One question I still ponder on this topic is whether the future trend will be a rebound from my beliefs. Will more people ten years from now consider people like me as having sticks up our butts because we won’t laugh at a wide range of jokes? Will this be the natural opposite reaction that I suspect happens in many social movements through time and generations? Or will change be a product of more distance from the ugliness of bigotry and stigma?
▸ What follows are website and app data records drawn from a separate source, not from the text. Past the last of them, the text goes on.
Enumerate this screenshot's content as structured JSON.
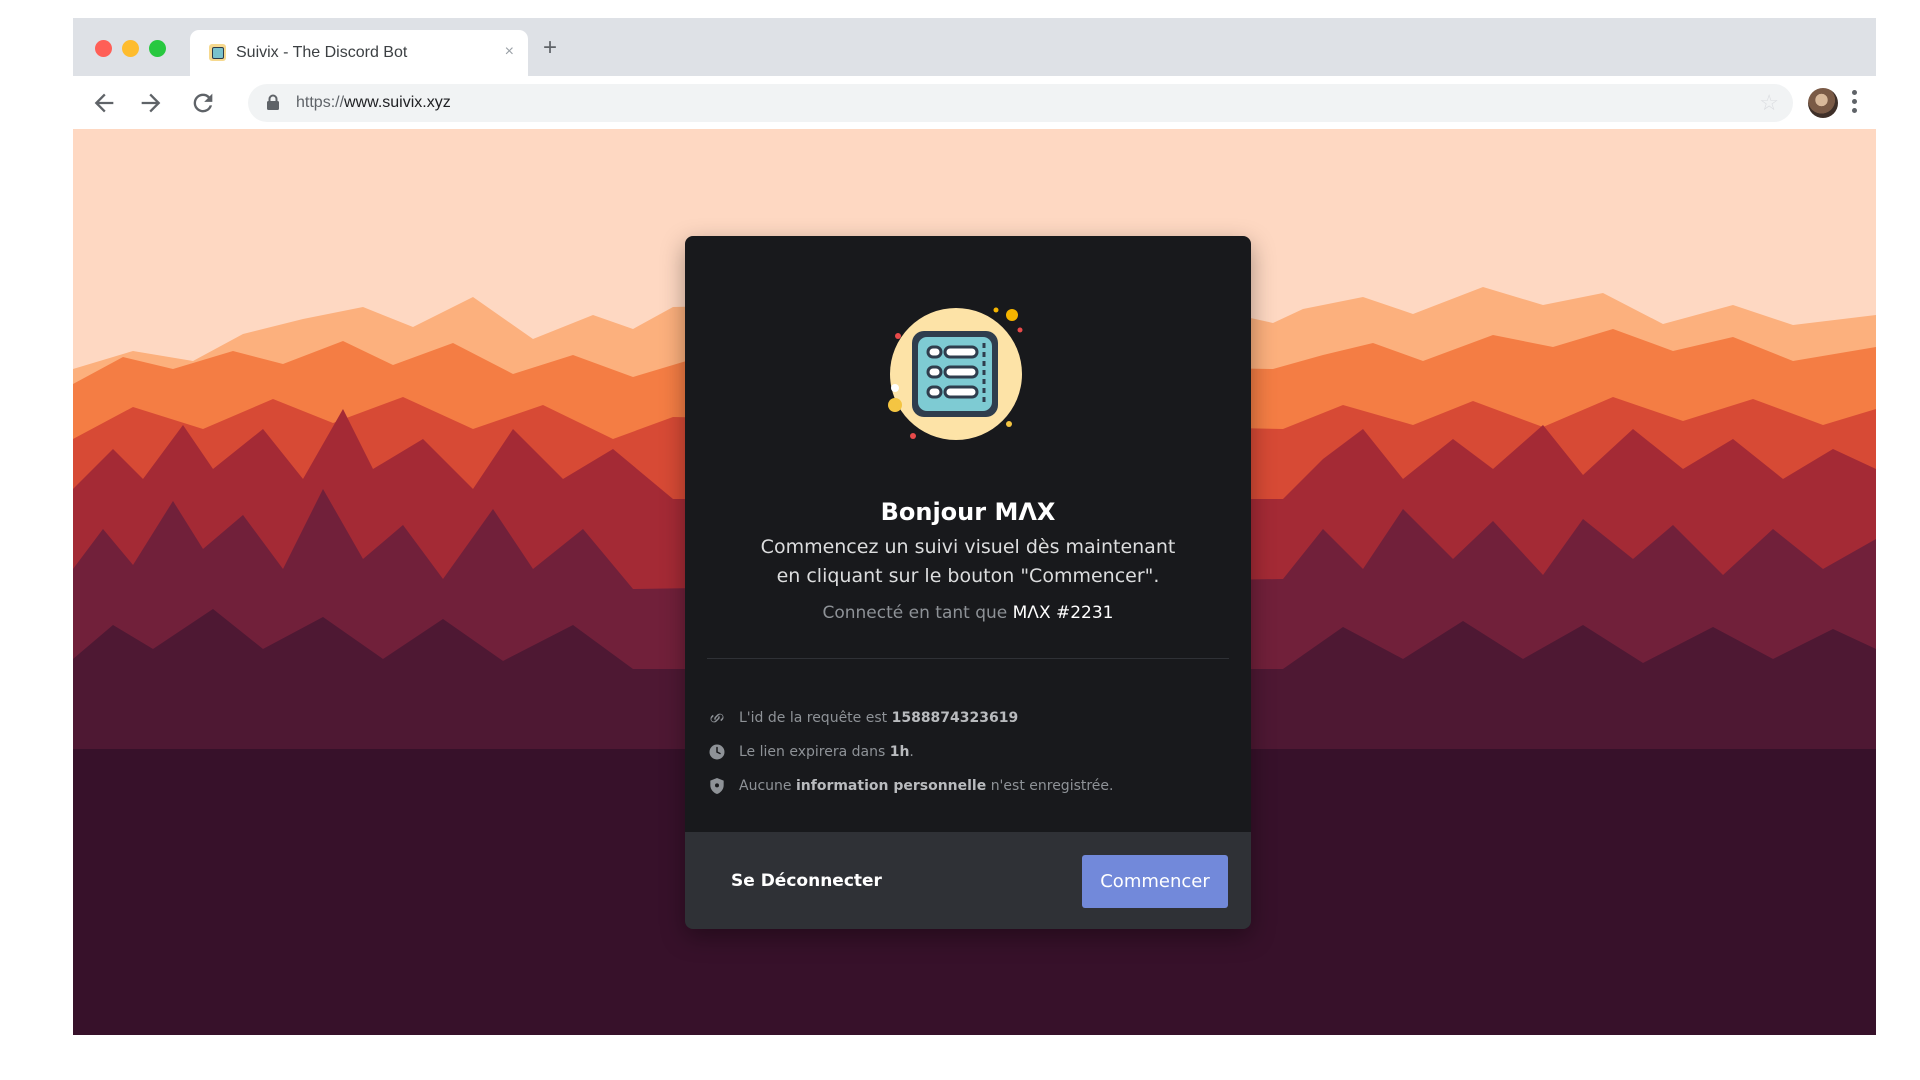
{
  "browser": {
    "tab_title": "Suivix - The Discord Bot",
    "tab_close": "×",
    "new_tab": "+",
    "url_scheme": "https://",
    "url_host": "www.suivix.xyz",
    "star_glyph": "☆"
  },
  "card": {
    "greeting": "Bonjour MΛX",
    "subtitle_line1": "Commencez un suivi visuel dès maintenant",
    "subtitle_line2": "en cliquant sur le bouton \"Commencer\".",
    "connected_prefix": "Connecté en tant que",
    "connected_user": "MΛX #2231",
    "info": {
      "request_prefix": "L'id de la requête est",
      "request_id": "1588874323619",
      "expire_prefix": "Le lien expirera dans",
      "expire_value": "1h",
      "expire_suffix": ".",
      "privacy_prefix": "Aucune",
      "privacy_bold": "information personnelle",
      "privacy_suffix": "n'est enregistrée."
    },
    "logout_label": "Se Déconnecter",
    "start_label": "Commencer"
  },
  "colors": {
    "accent": "#7289da",
    "card_bg": "#18191c",
    "footer_bg": "#2f3136",
    "sky": "#fed8c2"
  },
  "icons": {
    "link": "link-icon",
    "clock": "clock-icon",
    "shield": "shield-icon",
    "lock": "lock-icon"
  }
}
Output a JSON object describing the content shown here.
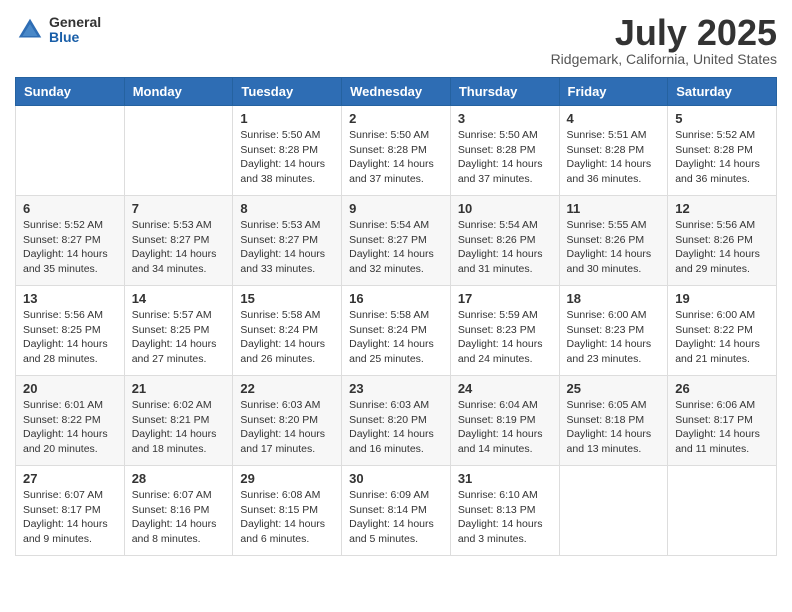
{
  "logo": {
    "general": "General",
    "blue": "Blue"
  },
  "title": "July 2025",
  "location": "Ridgemark, California, United States",
  "weekdays": [
    "Sunday",
    "Monday",
    "Tuesday",
    "Wednesday",
    "Thursday",
    "Friday",
    "Saturday"
  ],
  "weeks": [
    [
      {
        "day": "",
        "content": ""
      },
      {
        "day": "",
        "content": ""
      },
      {
        "day": "1",
        "content": "Sunrise: 5:50 AM\nSunset: 8:28 PM\nDaylight: 14 hours\nand 38 minutes."
      },
      {
        "day": "2",
        "content": "Sunrise: 5:50 AM\nSunset: 8:28 PM\nDaylight: 14 hours\nand 37 minutes."
      },
      {
        "day": "3",
        "content": "Sunrise: 5:50 AM\nSunset: 8:28 PM\nDaylight: 14 hours\nand 37 minutes."
      },
      {
        "day": "4",
        "content": "Sunrise: 5:51 AM\nSunset: 8:28 PM\nDaylight: 14 hours\nand 36 minutes."
      },
      {
        "day": "5",
        "content": "Sunrise: 5:52 AM\nSunset: 8:28 PM\nDaylight: 14 hours\nand 36 minutes."
      }
    ],
    [
      {
        "day": "6",
        "content": "Sunrise: 5:52 AM\nSunset: 8:27 PM\nDaylight: 14 hours\nand 35 minutes."
      },
      {
        "day": "7",
        "content": "Sunrise: 5:53 AM\nSunset: 8:27 PM\nDaylight: 14 hours\nand 34 minutes."
      },
      {
        "day": "8",
        "content": "Sunrise: 5:53 AM\nSunset: 8:27 PM\nDaylight: 14 hours\nand 33 minutes."
      },
      {
        "day": "9",
        "content": "Sunrise: 5:54 AM\nSunset: 8:27 PM\nDaylight: 14 hours\nand 32 minutes."
      },
      {
        "day": "10",
        "content": "Sunrise: 5:54 AM\nSunset: 8:26 PM\nDaylight: 14 hours\nand 31 minutes."
      },
      {
        "day": "11",
        "content": "Sunrise: 5:55 AM\nSunset: 8:26 PM\nDaylight: 14 hours\nand 30 minutes."
      },
      {
        "day": "12",
        "content": "Sunrise: 5:56 AM\nSunset: 8:26 PM\nDaylight: 14 hours\nand 29 minutes."
      }
    ],
    [
      {
        "day": "13",
        "content": "Sunrise: 5:56 AM\nSunset: 8:25 PM\nDaylight: 14 hours\nand 28 minutes."
      },
      {
        "day": "14",
        "content": "Sunrise: 5:57 AM\nSunset: 8:25 PM\nDaylight: 14 hours\nand 27 minutes."
      },
      {
        "day": "15",
        "content": "Sunrise: 5:58 AM\nSunset: 8:24 PM\nDaylight: 14 hours\nand 26 minutes."
      },
      {
        "day": "16",
        "content": "Sunrise: 5:58 AM\nSunset: 8:24 PM\nDaylight: 14 hours\nand 25 minutes."
      },
      {
        "day": "17",
        "content": "Sunrise: 5:59 AM\nSunset: 8:23 PM\nDaylight: 14 hours\nand 24 minutes."
      },
      {
        "day": "18",
        "content": "Sunrise: 6:00 AM\nSunset: 8:23 PM\nDaylight: 14 hours\nand 23 minutes."
      },
      {
        "day": "19",
        "content": "Sunrise: 6:00 AM\nSunset: 8:22 PM\nDaylight: 14 hours\nand 21 minutes."
      }
    ],
    [
      {
        "day": "20",
        "content": "Sunrise: 6:01 AM\nSunset: 8:22 PM\nDaylight: 14 hours\nand 20 minutes."
      },
      {
        "day": "21",
        "content": "Sunrise: 6:02 AM\nSunset: 8:21 PM\nDaylight: 14 hours\nand 18 minutes."
      },
      {
        "day": "22",
        "content": "Sunrise: 6:03 AM\nSunset: 8:20 PM\nDaylight: 14 hours\nand 17 minutes."
      },
      {
        "day": "23",
        "content": "Sunrise: 6:03 AM\nSunset: 8:20 PM\nDaylight: 14 hours\nand 16 minutes."
      },
      {
        "day": "24",
        "content": "Sunrise: 6:04 AM\nSunset: 8:19 PM\nDaylight: 14 hours\nand 14 minutes."
      },
      {
        "day": "25",
        "content": "Sunrise: 6:05 AM\nSunset: 8:18 PM\nDaylight: 14 hours\nand 13 minutes."
      },
      {
        "day": "26",
        "content": "Sunrise: 6:06 AM\nSunset: 8:17 PM\nDaylight: 14 hours\nand 11 minutes."
      }
    ],
    [
      {
        "day": "27",
        "content": "Sunrise: 6:07 AM\nSunset: 8:17 PM\nDaylight: 14 hours\nand 9 minutes."
      },
      {
        "day": "28",
        "content": "Sunrise: 6:07 AM\nSunset: 8:16 PM\nDaylight: 14 hours\nand 8 minutes."
      },
      {
        "day": "29",
        "content": "Sunrise: 6:08 AM\nSunset: 8:15 PM\nDaylight: 14 hours\nand 6 minutes."
      },
      {
        "day": "30",
        "content": "Sunrise: 6:09 AM\nSunset: 8:14 PM\nDaylight: 14 hours\nand 5 minutes."
      },
      {
        "day": "31",
        "content": "Sunrise: 6:10 AM\nSunset: 8:13 PM\nDaylight: 14 hours\nand 3 minutes."
      },
      {
        "day": "",
        "content": ""
      },
      {
        "day": "",
        "content": ""
      }
    ]
  ]
}
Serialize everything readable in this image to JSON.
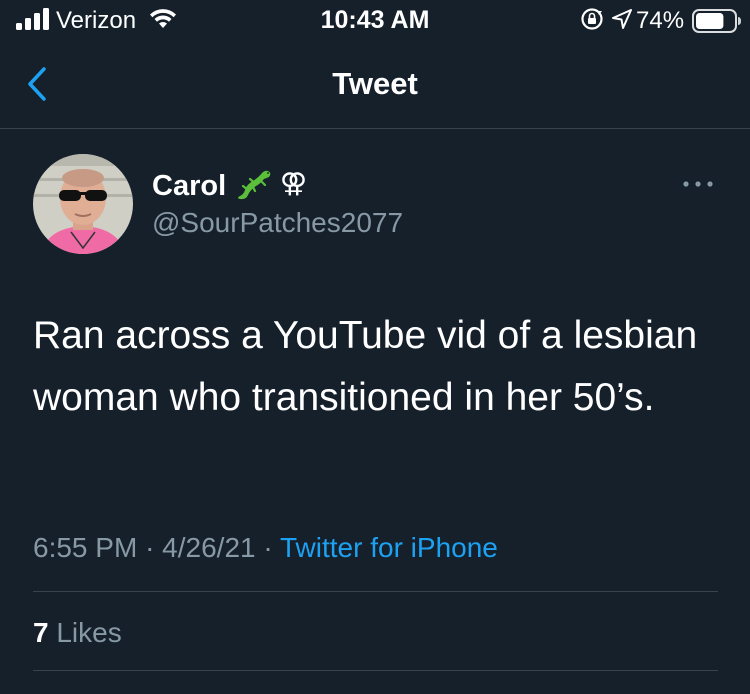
{
  "status_bar": {
    "carrier": "Verizon",
    "time": "10:43 AM",
    "battery_percent": "74%",
    "battery_level": 0.74,
    "icons": [
      "signal-icon",
      "wifi-icon",
      "rotation-lock-icon",
      "location-arrow-icon",
      "battery-icon"
    ]
  },
  "header": {
    "title": "Tweet",
    "back_icon": "chevron-left-icon"
  },
  "tweet": {
    "author_name": "Carol",
    "name_emoji": "lizard-icon",
    "name_symbol": "⚢",
    "handle": "@SourPatches2077",
    "text": "Ran across a YouTube vid of a lesbian woman who transitioned in her 50’s.",
    "time": "6:55 PM",
    "date": "4/26/21",
    "separator": "·",
    "source": "Twitter for iPhone",
    "likes_count": "7",
    "likes_label": "Likes"
  },
  "colors": {
    "background": "#15202b",
    "accent": "#1da1f2",
    "secondary_text": "#8899a6",
    "divider": "#38444d"
  }
}
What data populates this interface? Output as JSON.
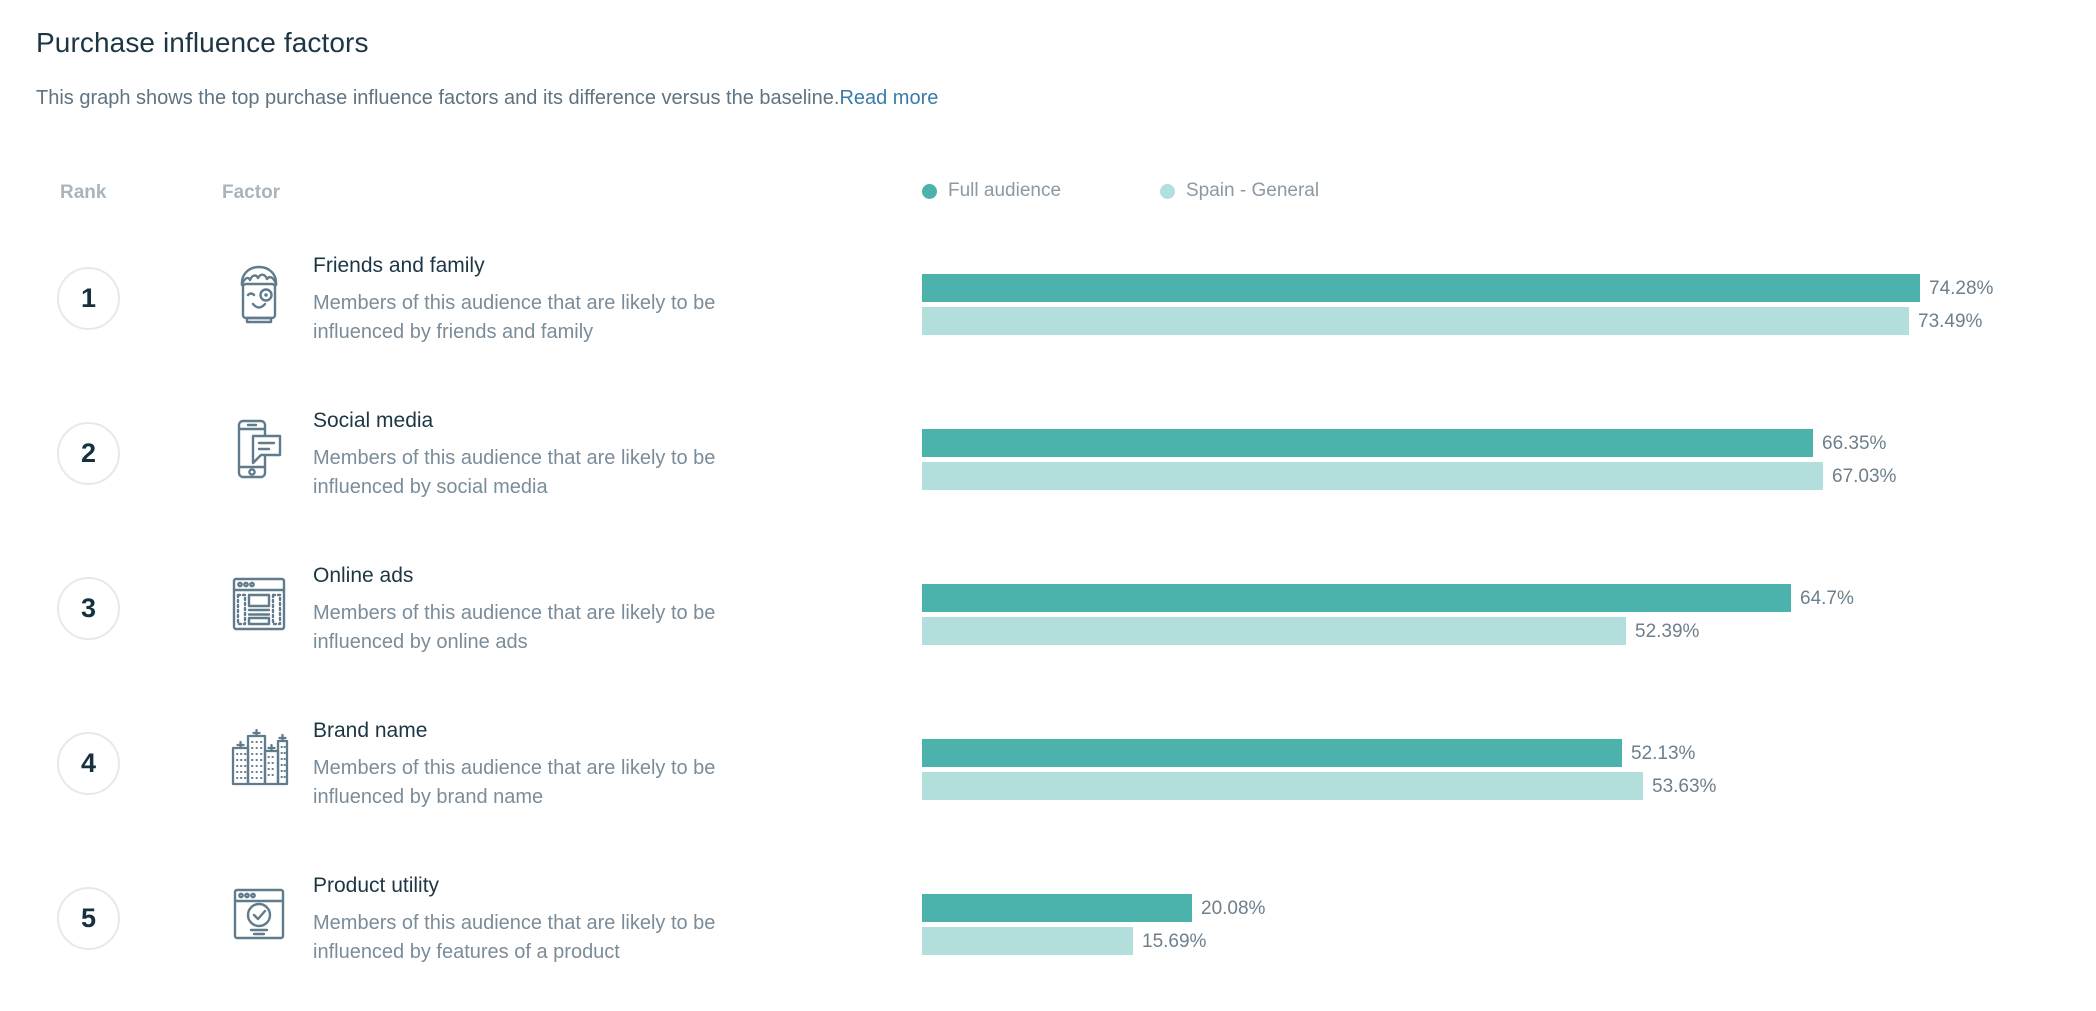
{
  "header": {
    "title": "Purchase influence factors",
    "subtitle": "This graph shows the top purchase influence factors and its difference versus the baseline.",
    "read_more": "Read more"
  },
  "columns": {
    "rank": "Rank",
    "factor": "Factor"
  },
  "legend": [
    {
      "label": "Full audience",
      "color": "#4bb3ab"
    },
    {
      "label": "Spain - General",
      "color": "#b2dedb"
    }
  ],
  "colors": {
    "primary_series": "#4bb3ab",
    "secondary_series": "#b2dedb",
    "title": "#1d3644",
    "muted_text": "#7b8c99",
    "column_header": "#a9b4bd",
    "link": "#3a7ca8",
    "icon_stroke": "#5f7b8c",
    "rank_border": "#e6e9ec"
  },
  "chart_data": {
    "type": "bar",
    "title": "Purchase influence factors",
    "orientation": "horizontal",
    "xlabel": "",
    "ylabel": "",
    "xlim": [
      0,
      74.28
    ],
    "grid": false,
    "legend_position": "top-right",
    "value_suffix": "%",
    "categories": [
      "Friends and family",
      "Social media",
      "Online ads",
      "Brand name",
      "Product utility"
    ],
    "series": [
      {
        "name": "Full audience",
        "color": "#4bb3ab",
        "values": [
          74.28,
          66.35,
          64.7,
          52.13,
          20.08
        ]
      },
      {
        "name": "Spain - General",
        "color": "#b2dedb",
        "values": [
          73.49,
          67.03,
          52.39,
          53.63,
          15.69
        ]
      }
    ]
  },
  "rows": [
    {
      "rank": "1",
      "icon": "person-wink-icon",
      "name": "Friends and family",
      "description": "Members of this audience that are likely to be influenced by friends and family",
      "primary_value": "74.28%",
      "primary_pct": 74.28,
      "secondary_value": "73.49%",
      "secondary_pct": 73.49
    },
    {
      "rank": "2",
      "icon": "mobile-chat-icon",
      "name": "Social media",
      "description": "Members of this audience that are likely to be influenced by social media",
      "primary_value": "66.35%",
      "primary_pct": 66.35,
      "secondary_value": "67.03%",
      "secondary_pct": 67.03
    },
    {
      "rank": "3",
      "icon": "browser-ads-icon",
      "name": "Online ads",
      "description": "Members of this audience that are likely to be influenced by online ads",
      "primary_value": "64.7%",
      "primary_pct": 64.7,
      "secondary_value": "52.39%",
      "secondary_pct": 52.39
    },
    {
      "rank": "4",
      "icon": "city-buildings-icon",
      "name": "Brand name",
      "description": "Members of this audience that are likely to be influenced by brand name",
      "primary_value": "52.13%",
      "primary_pct": 52.13,
      "secondary_value": "53.63%",
      "secondary_pct": 53.63
    },
    {
      "rank": "5",
      "icon": "browser-check-icon",
      "name": "Product utility",
      "description": "Members of this audience that are likely to be influenced by features of a product",
      "primary_value": "20.08%",
      "primary_pct": 20.08,
      "secondary_value": "15.69%",
      "secondary_pct": 15.69
    }
  ]
}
For example, Pete on the podcast ponders whether people are irked by his jokes accusing them of returning from the asylum when he greets them. They actually do bother me a bit! Sure, those places don’t exist in the horrible form they used to, but too many people I know suffer with mental illness (not only directly but also from social consequences and distrust) for me to be comfortable with that. People really do think of individuals with bipolar disorder, depression, or other mental illnesses as somewhat less human, and the humor of Pete’s joke is on the person being imagined as “crazy”. So it’s a little close to home.
I consider comedy as a potential force for change through ridicule and critique. That’s why it’s frustrating to see it used to maintain the status quo at times.
I’m comfortable where I am in balancing my appreciation for comedy with respecting others. I’m curious where that balance will shift over time. For now, if you’re interested, I’ll end on a high note by mentioned several comedians that I feel do a good job finding that balance and punching up, too. Check out Maria Bamford, Aziz Ansari, Louis CK, and Amy Shumer!
Notes [ + ]
|1.||↑||Charlie also mentions the debacle with Trevor Noah, the recently-appointed future host of The Daily Show who was found to have several pretty ugly tweets from years ago. I wrote a whole piece on this already, but I don’t believe he took full responsibility for his mistakes.|
|2.||↑||I find it very unlikely that the comedian could make the argument that he made the joke “out of love”.|
|3.||↑||Don’t try to tell me it’s about anything else but that.|